"It's hard to compare this July to other Julys for tornadoes because it's so far below what we've seen historically," Research Meteorologist at NOAA's National Severe Storms Laboratory Harold Brooks said.
The jet stream responsible for tornado-producing wind shear moved farther north into Canada. The result was a burst in tornado activity in the Canadian province of Saskatchewan, which borders Montana and North Dakota.
Canada's official weather office Environment Canada reported between 26 and 31 tornadoes in Saskatchewan, more than double the province is used to seeing in July. On July 24, five tornadoes hit Saskatchewan in one day.
The Haboob Hubbub
A haboob is defined as a dust storm with strong winds created by a thunderstorm downburst.
Phoenix, Ariz., has been hit by seven of these dirt storms in the 2012 summer, with five of them occurring in July. According to NOAA, the city experiences an average of three haboobs per year from June to September.
The most recent haboob occurring just yesterday in Sun Lakes, Ariz., these storms can reduce visibility to near-zero.
Because this summer is transiting into an El Nino, AccuWeather.com Expert Senior Meteorologist Ken Clark said the United States should experience a particularly "robust" monsoon season.
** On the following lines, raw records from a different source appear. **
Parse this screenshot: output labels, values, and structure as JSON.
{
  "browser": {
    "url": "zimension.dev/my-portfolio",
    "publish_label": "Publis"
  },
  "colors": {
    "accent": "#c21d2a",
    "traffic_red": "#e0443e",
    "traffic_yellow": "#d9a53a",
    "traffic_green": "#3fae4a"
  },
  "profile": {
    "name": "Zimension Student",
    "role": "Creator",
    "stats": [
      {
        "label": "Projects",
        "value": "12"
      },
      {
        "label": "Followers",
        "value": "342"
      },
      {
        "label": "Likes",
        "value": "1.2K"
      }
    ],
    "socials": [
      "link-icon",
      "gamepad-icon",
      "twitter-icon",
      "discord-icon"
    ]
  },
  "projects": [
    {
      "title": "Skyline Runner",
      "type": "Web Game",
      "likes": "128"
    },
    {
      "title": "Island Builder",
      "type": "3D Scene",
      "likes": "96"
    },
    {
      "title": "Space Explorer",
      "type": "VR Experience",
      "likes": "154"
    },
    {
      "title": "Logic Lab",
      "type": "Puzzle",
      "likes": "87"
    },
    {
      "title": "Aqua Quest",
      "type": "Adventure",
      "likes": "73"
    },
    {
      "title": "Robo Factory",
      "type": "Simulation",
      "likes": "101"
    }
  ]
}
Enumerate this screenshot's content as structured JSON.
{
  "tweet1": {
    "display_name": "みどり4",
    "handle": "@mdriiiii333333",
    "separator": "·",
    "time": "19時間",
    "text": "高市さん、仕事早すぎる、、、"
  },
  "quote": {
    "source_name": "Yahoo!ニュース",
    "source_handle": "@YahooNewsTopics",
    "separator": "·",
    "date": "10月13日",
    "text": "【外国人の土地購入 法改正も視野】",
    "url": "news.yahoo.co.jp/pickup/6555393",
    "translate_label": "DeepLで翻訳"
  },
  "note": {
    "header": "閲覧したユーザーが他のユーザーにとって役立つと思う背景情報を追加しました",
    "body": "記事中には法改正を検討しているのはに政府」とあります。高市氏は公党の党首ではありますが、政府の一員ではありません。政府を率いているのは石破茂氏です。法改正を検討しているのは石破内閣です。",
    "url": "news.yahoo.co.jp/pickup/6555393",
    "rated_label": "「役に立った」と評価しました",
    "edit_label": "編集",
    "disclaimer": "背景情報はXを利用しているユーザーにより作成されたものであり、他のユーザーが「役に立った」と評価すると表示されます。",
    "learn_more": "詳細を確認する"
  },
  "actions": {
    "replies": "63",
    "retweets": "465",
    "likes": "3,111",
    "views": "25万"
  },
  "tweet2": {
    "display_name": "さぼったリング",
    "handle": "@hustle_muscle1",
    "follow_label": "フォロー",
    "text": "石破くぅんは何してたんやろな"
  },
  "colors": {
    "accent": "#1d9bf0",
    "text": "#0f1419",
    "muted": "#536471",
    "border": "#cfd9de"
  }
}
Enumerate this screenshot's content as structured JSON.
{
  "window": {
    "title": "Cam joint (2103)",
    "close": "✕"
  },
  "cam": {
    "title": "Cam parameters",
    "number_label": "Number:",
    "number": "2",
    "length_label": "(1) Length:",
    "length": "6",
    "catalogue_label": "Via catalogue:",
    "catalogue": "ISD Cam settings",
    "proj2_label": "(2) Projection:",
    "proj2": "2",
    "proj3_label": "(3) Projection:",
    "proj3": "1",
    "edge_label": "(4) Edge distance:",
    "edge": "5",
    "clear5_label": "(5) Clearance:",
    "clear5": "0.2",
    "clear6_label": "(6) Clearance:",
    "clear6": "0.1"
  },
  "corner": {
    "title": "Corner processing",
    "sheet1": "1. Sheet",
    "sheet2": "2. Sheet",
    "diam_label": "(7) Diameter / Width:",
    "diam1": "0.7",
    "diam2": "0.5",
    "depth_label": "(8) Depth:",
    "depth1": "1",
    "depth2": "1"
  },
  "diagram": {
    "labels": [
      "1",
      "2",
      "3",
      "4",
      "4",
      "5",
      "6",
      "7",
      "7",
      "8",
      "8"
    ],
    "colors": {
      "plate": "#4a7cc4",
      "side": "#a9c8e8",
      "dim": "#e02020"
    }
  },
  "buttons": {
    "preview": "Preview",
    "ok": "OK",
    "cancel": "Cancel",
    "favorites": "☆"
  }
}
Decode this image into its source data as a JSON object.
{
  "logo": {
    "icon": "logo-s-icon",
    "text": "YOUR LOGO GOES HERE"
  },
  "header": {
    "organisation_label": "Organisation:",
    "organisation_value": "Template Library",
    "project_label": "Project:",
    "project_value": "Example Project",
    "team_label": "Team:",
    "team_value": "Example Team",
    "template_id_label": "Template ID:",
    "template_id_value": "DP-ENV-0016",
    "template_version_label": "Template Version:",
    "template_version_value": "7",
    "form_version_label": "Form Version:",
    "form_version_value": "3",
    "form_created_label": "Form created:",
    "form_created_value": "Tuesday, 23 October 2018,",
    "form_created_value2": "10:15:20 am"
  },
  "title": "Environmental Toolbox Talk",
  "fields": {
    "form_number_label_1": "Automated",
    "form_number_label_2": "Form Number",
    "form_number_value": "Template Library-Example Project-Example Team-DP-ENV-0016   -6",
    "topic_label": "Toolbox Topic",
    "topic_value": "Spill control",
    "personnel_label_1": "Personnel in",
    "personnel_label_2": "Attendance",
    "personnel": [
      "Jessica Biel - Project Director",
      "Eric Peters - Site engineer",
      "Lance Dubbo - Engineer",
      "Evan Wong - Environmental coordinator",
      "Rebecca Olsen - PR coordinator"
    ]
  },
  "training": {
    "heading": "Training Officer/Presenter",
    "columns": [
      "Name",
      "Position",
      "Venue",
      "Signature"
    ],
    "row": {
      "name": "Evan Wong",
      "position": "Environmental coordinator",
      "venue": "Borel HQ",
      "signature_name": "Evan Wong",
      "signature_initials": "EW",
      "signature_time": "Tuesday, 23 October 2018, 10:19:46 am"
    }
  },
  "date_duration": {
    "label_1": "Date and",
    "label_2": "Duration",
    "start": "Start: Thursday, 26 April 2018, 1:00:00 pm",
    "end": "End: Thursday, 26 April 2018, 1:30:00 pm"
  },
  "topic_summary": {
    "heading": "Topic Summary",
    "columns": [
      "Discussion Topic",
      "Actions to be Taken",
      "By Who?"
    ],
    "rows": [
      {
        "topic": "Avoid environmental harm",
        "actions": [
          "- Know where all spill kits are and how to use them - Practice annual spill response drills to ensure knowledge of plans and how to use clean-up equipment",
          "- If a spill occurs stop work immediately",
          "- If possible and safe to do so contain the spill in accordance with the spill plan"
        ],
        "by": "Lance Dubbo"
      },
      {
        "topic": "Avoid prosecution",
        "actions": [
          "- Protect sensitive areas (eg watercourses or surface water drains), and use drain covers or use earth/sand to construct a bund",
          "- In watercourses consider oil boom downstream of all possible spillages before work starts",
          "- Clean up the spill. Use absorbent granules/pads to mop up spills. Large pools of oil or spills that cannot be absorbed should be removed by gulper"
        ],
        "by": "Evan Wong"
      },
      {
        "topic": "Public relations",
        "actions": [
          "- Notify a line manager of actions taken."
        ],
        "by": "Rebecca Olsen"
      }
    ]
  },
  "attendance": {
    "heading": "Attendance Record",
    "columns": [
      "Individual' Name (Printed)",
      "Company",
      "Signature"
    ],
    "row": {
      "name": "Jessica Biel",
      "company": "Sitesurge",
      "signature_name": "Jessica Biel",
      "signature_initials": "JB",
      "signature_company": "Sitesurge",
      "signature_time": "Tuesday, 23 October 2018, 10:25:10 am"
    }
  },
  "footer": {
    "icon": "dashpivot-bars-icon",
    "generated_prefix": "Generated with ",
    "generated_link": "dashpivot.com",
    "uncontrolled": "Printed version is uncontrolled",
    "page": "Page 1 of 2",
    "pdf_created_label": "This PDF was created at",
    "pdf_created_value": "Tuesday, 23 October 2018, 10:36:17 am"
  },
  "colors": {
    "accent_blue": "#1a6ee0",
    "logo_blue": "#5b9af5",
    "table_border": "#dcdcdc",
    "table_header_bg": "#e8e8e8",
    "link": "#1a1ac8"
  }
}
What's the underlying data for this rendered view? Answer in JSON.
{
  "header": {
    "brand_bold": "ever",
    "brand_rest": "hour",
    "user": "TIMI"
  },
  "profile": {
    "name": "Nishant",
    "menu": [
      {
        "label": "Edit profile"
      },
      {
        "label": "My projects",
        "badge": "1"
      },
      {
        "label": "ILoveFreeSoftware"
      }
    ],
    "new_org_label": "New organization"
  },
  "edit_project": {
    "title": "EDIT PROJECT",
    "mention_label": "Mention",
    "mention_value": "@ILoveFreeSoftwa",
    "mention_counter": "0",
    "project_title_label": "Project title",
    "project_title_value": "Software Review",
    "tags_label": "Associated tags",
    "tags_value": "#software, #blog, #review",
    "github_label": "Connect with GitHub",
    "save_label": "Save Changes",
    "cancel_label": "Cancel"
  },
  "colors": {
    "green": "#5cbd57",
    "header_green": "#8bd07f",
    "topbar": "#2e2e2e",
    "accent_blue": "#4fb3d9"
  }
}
More thunderstorm activity from an active monsoon season could be the fuel behind the fire of Phoenix's haboobs.
This July, 171 all-time high-temperature records were broken or tied throughout the country, according to NOAA.
Additionally, a total of 4,313 daily highs and 299 monthly highs were matched or broken in July. Adding to June's total of 4,100 records (daily, monthly and all-time combined) this summer is in the running to be the hottest ever recorded.
Along with the heat, much of the Great Plains struggled with drought conditions. In the "High Plains," which the U.S. Drought Monitor denotes as Wyoming, Colorado, North Dakota, South Dakota, Nebraska and Kansas, 76 percent of the region was experiencing severe drought.
According to the U.S. Drought Monitor, 56 percent of the contiguous United States are experiencing drought conditions, the most widely spread drought in the Monitor's 12-year history.
The Northwest was an exception: Alaska actually broke 43 daily-high precipitation records in July. Nome, Alaska, received almost triple the amount of normal rainfall for July and was 0.73 inches away from getting a month's worth of rain in just one day. The state of Washington also broke or matched 73 daily-high precipitation records and 2 all-time high records.
Severe thunderstorms with the risk of a few tornadoes will advance eastward across the northern Plains and Upper Midwest into Friday.
A dangerous outbreak of severe storms will strike the northern High Plains and Canadian Prairies on Wednesday.
Evacuations and closed roads as wildfires continue to burn across the United States.
Join us on Thursday for AccuWeather LIVE as we will discuss the debate of climate change and hurricane frequency and the top five things you need to know about summer weather.
A hot and humid weekend is shaping up for Chicagoland just in time for the official start of summer, while severe thunderstorms fire nearby to the north.
Tropical Storm Barry formed over the southwestern Gulf of Mexico and may hit the Mexico state of Veracruz Thursday.
New Brunswick, NJ (1835)
Great New Brunswick Tornado; 5 dead, 17-mile path through the center of town; in all, 145 buildings were damaged. This is the worst tornado catastrophe in New Jersey history to date.
A violent tornado started west of the Hudson River, then travelled on to Poughkeepsie, Waterbury, North Haven, Milford, and Branford line into Long Island Sound. Extensive damage; funnel looked like an "aurora borealis." At New Milford, 28 buildings were destroyed or damaged. A barn door was carried 9 miles from its original site.
Amwell, NJ (1742)
A fatal hailstorm and severe thunderstorm containing hail 4" in diameter killed one child and did considerable damage to crops.